 Kevin: I thought about many different ways of engaging with people and encouraging people to participate. Then, as a consequence of the COVID restrictions I was forced to consider other alternatives. I was planning on walking round the area and asking questions of the people I came in to contact with, I also considered entering shops and other businesses, however those approaches became increasingly difficult to facilitate. I then decided to send out questions to my family and friends and then asked those family and friends to send the questions to their family and friends and so on. Some came back and some didn’t, some people I knew and some people I didn’t, everyone however had some connection with Thatto Heath. Some answers were thorough and detailed, some were vague and brief. There were some responses that were outspoken, some positive, some negative.

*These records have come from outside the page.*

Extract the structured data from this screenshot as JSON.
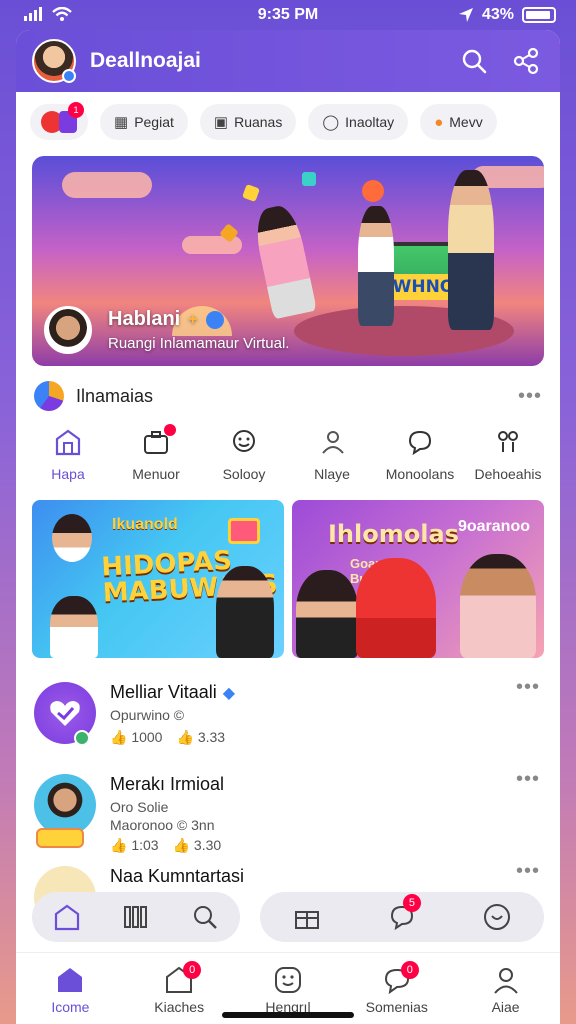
{
  "status": {
    "time": "9:35 PM",
    "battery": "43%"
  },
  "header": {
    "title": "Deallnoajai"
  },
  "chips": [
    {
      "label": "Pegiat",
      "icon": "gift-icon"
    },
    {
      "label": "Ruanas",
      "icon": "image-icon"
    },
    {
      "label": "Inaoltay",
      "icon": "chat-icon"
    },
    {
      "label": "Mevv",
      "icon": "food-icon"
    }
  ],
  "chip_badge": "1",
  "hero": {
    "board_text": "KOWHNO",
    "creator_name": "Hablani",
    "creator_sub": "Ruangi Inlamamaur Virtual."
  },
  "section": {
    "title": "Ilnamaias"
  },
  "categories": [
    {
      "label": "Hapa",
      "icon": "house-icon"
    },
    {
      "label": "Menuor",
      "icon": "briefcase-icon"
    },
    {
      "label": "Solooy",
      "icon": "smile-icon"
    },
    {
      "label": "Nlaye",
      "icon": "person-icon"
    },
    {
      "label": "Monoolans",
      "icon": "chat-bubble-icon"
    },
    {
      "label": "Dehoeahis",
      "icon": "people-icon"
    }
  ],
  "promos": [
    {
      "title": "HIDOPAS\nMABUWAHS",
      "tag": "Ikuanold"
    },
    {
      "title": "Ihlomolas",
      "tag": "9oaranoo",
      "sub": "Goaur\nBuue"
    }
  ],
  "feed": [
    {
      "name": "Melliar Vitaali",
      "sub": "Opurwino  ©",
      "stats": [
        "1000",
        "3.33"
      ]
    },
    {
      "name": "Merakı Irmioal",
      "sub": "Oro Solie",
      "sub2": "Maoronoo  © 3nn",
      "stats": [
        "1:03",
        "3.30"
      ]
    },
    {
      "name": "Naa Kumntartasi"
    }
  ],
  "floating_bar_badge": "5",
  "tabs": [
    {
      "label": "Icome",
      "icon": "home-icon"
    },
    {
      "label": "Kiaches",
      "icon": "house-outline-icon",
      "badge": "0"
    },
    {
      "label": "Hengrıl",
      "icon": "smiley-icon"
    },
    {
      "label": "Somenias",
      "icon": "message-icon",
      "badge": "0"
    },
    {
      "label": "Aiae",
      "icon": "profile-icon"
    }
  ],
  "colors": {
    "brand": "#6b4fd8",
    "badge": "#ff0044"
  }
}
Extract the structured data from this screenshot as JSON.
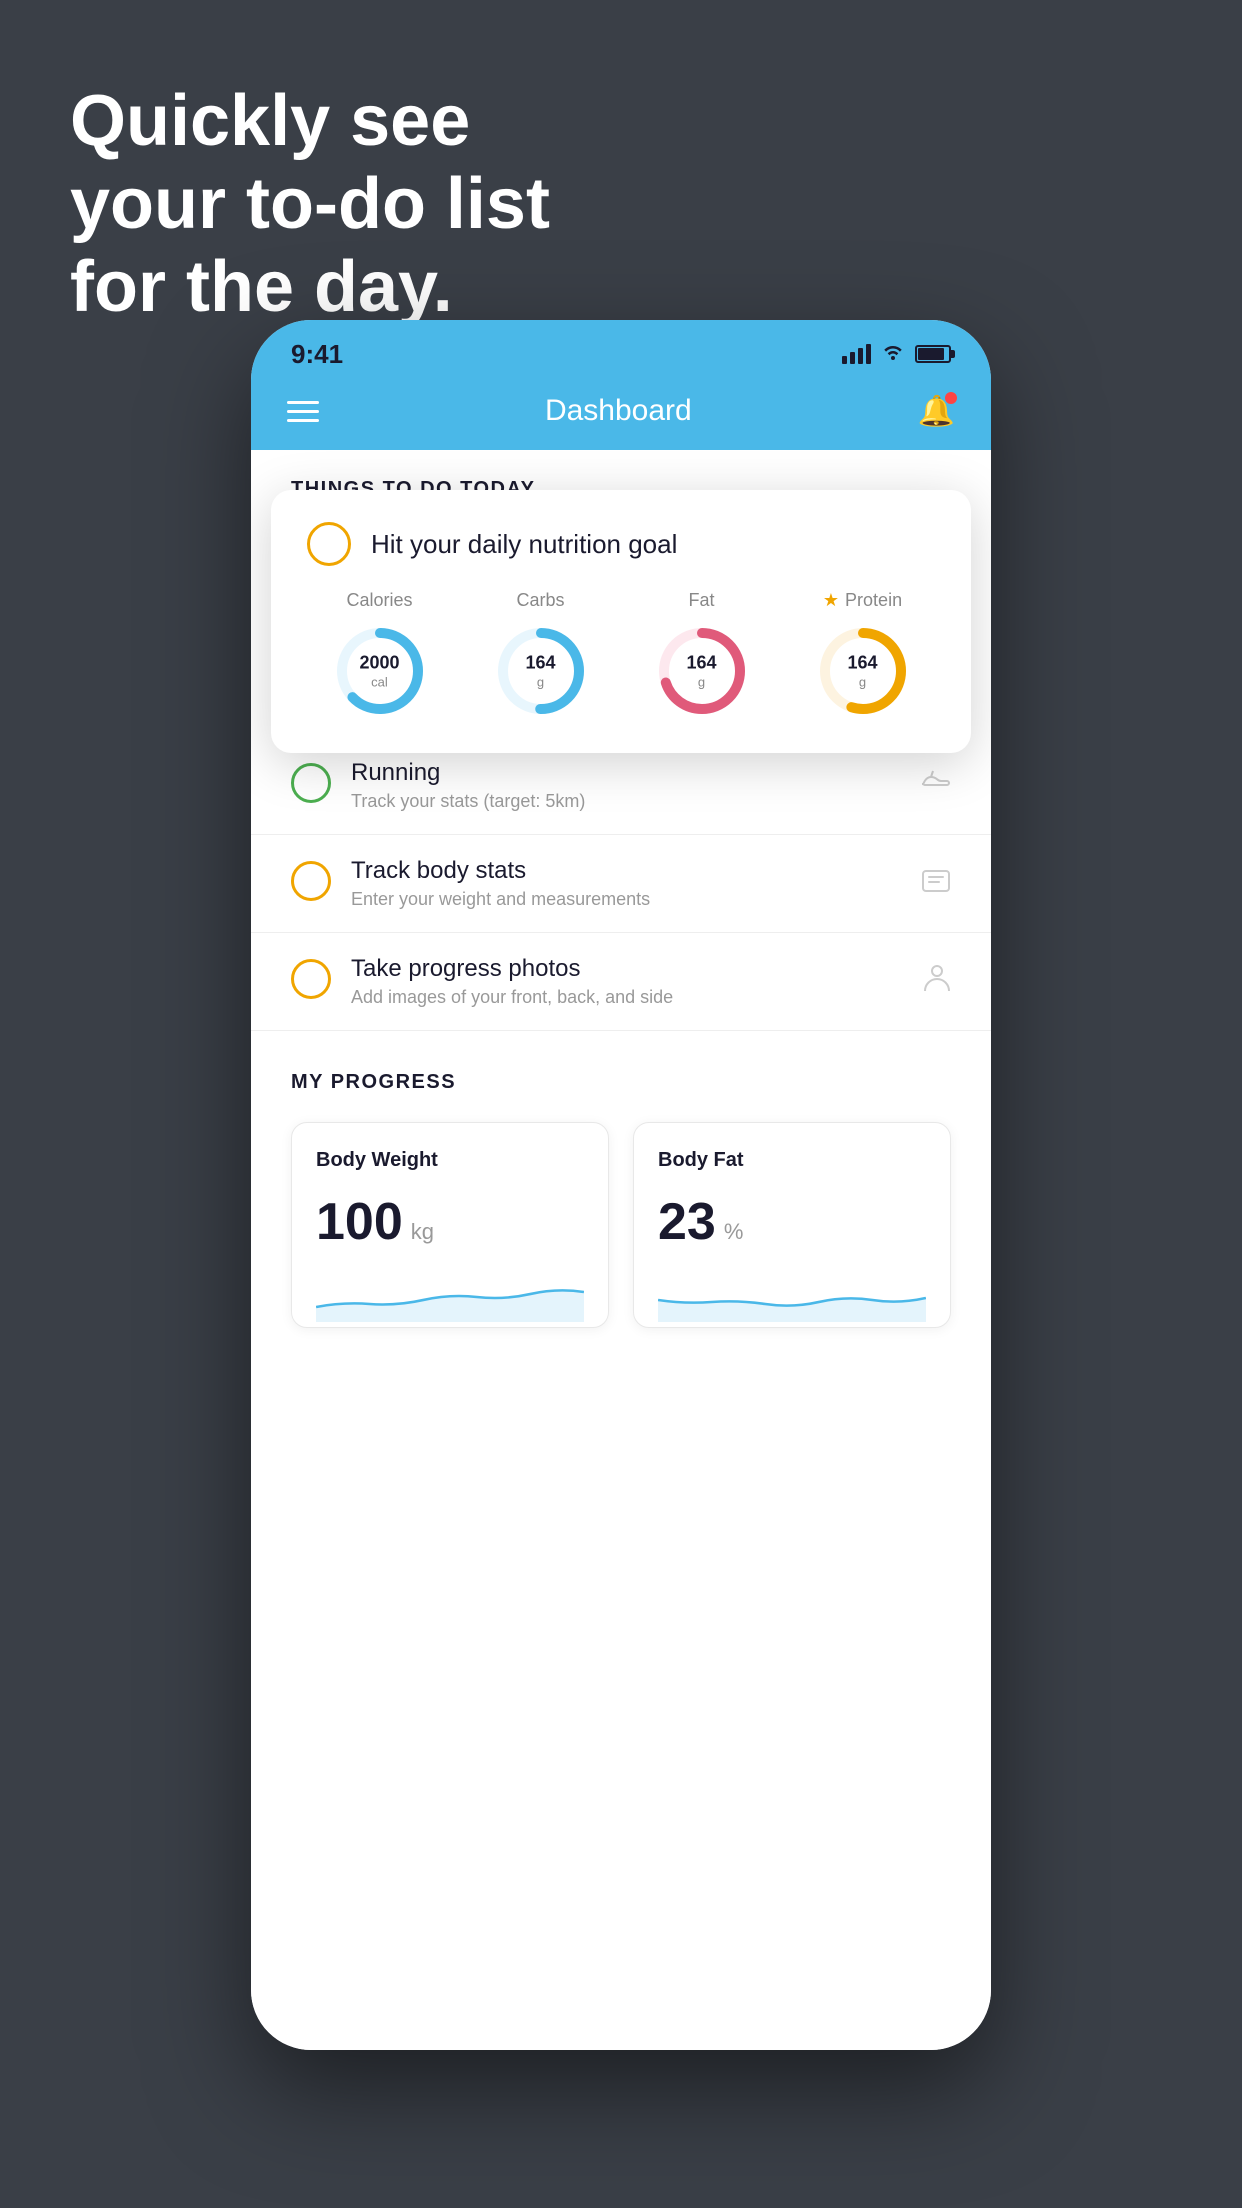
{
  "background": {
    "color": "#3a3f47"
  },
  "hero": {
    "line1": "Quickly see",
    "line2": "your to-do list",
    "line3": "for the day."
  },
  "status_bar": {
    "time": "9:41",
    "signal": "signal",
    "wifi": "wifi",
    "battery": "battery"
  },
  "nav": {
    "title": "Dashboard",
    "menu_label": "menu",
    "bell_label": "notification"
  },
  "things_header": "THINGS TO DO TODAY",
  "floating_card": {
    "title": "Hit your daily nutrition goal",
    "circle_color": "#f0a500",
    "nutrition": [
      {
        "label": "Calories",
        "value": "2000",
        "unit": "cal",
        "color": "#4ab8e8",
        "progress": 0.65,
        "starred": false
      },
      {
        "label": "Carbs",
        "value": "164",
        "unit": "g",
        "color": "#4ab8e8",
        "progress": 0.5,
        "starred": false
      },
      {
        "label": "Fat",
        "value": "164",
        "unit": "g",
        "color": "#e05a7a",
        "progress": 0.7,
        "starred": false
      },
      {
        "label": "Protein",
        "value": "164",
        "unit": "g",
        "color": "#f0a500",
        "progress": 0.55,
        "starred": true
      }
    ]
  },
  "todo_items": [
    {
      "id": "running",
      "title": "Running",
      "subtitle": "Track your stats (target: 5km)",
      "circle_color": "green",
      "icon": "shoe"
    },
    {
      "id": "body-stats",
      "title": "Track body stats",
      "subtitle": "Enter your weight and measurements",
      "circle_color": "yellow",
      "icon": "scale"
    },
    {
      "id": "progress-photos",
      "title": "Take progress photos",
      "subtitle": "Add images of your front, back, and side",
      "circle_color": "yellow",
      "icon": "person"
    }
  ],
  "progress": {
    "header": "MY PROGRESS",
    "cards": [
      {
        "id": "body-weight",
        "title": "Body Weight",
        "value": "100",
        "unit": "kg"
      },
      {
        "id": "body-fat",
        "title": "Body Fat",
        "value": "23",
        "unit": "%"
      }
    ]
  }
}
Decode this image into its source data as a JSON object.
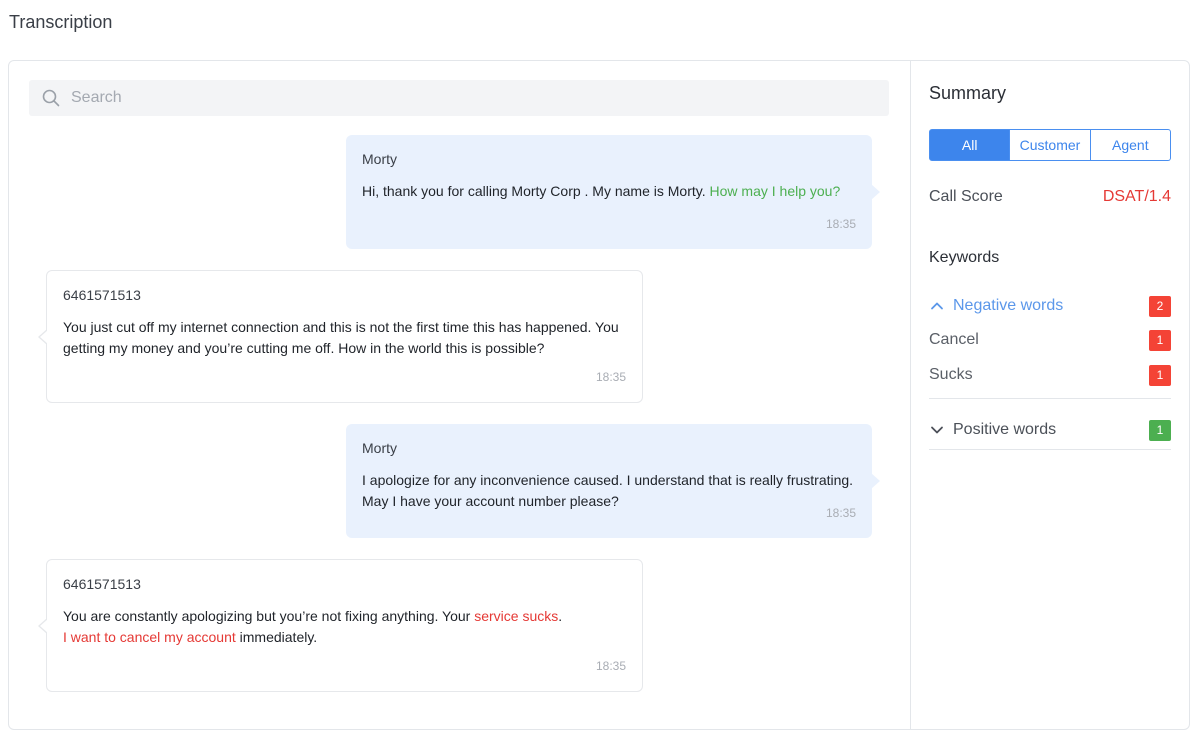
{
  "page": {
    "title": "Transcription"
  },
  "search": {
    "placeholder": "Search"
  },
  "messages": [
    {
      "role": "agent",
      "sender": "Morty",
      "segments": [
        {
          "text": "Hi, thank you for calling Morty Corp . My name is Morty. "
        },
        {
          "text": "How may I help you?",
          "highlight": "positive"
        }
      ],
      "time": "18:35"
    },
    {
      "role": "customer",
      "sender": "6461571513",
      "segments": [
        {
          "text": "You just cut off my internet connection and this is not the first time this has happened. You getting my money and you’re cutting me off. How in the world this is possible?"
        }
      ],
      "time": "18:35"
    },
    {
      "role": "agent",
      "sender": "Morty",
      "segments": [
        {
          "text": "I apologize for any inconvenience caused. I understand that is really frustrating. May I have your account number please?"
        }
      ],
      "time": "18:35"
    },
    {
      "role": "customer",
      "sender": "6461571513",
      "segments": [
        {
          "text": "You are constantly apologizing but you’re not fixing anything. Your "
        },
        {
          "text": "service sucks",
          "highlight": "negative"
        },
        {
          "text": ". "
        },
        {
          "text": "I want to cancel my account",
          "highlight": "negative"
        },
        {
          "text": " immediately."
        }
      ],
      "time": "18:35"
    }
  ],
  "summary": {
    "title": "Summary",
    "filters": [
      {
        "label": "All",
        "active": true
      },
      {
        "label": "Customer",
        "active": false
      },
      {
        "label": "Agent",
        "active": false
      }
    ],
    "call_score": {
      "label": "Call Score",
      "value": "DSAT/1.4"
    },
    "keywords": {
      "title": "Keywords",
      "negative": {
        "label": "Negative words",
        "count": "2",
        "expanded": true,
        "items": [
          {
            "label": "Cancel",
            "count": "1"
          },
          {
            "label": "Sucks",
            "count": "1"
          }
        ]
      },
      "positive": {
        "label": "Positive words",
        "count": "1",
        "expanded": false
      }
    }
  },
  "colors": {
    "accent": "#3d85ec",
    "negative": "#f44336",
    "positive": "#4caf50",
    "agent_bubble": "#e9f1fd"
  }
}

 I think it was essential that all were anonymous and that I made it clear that each persons responses would remain anonymous, I think that enabled honest and uncensored accounts. People were generally happy to participate and offer some kind of response, which was obviously helpful, as the more I felt I had, the more breadth of reponses I had to choose from.

 I also thought it was helpful to do two sets of questions. The first set of questions were quite open and pretty general, the second set were most specific and responded to the first set of questions and also the responses that I received. All of the people who responded to the first set of questions were asked to respond to a second set of questions, all of which were returned.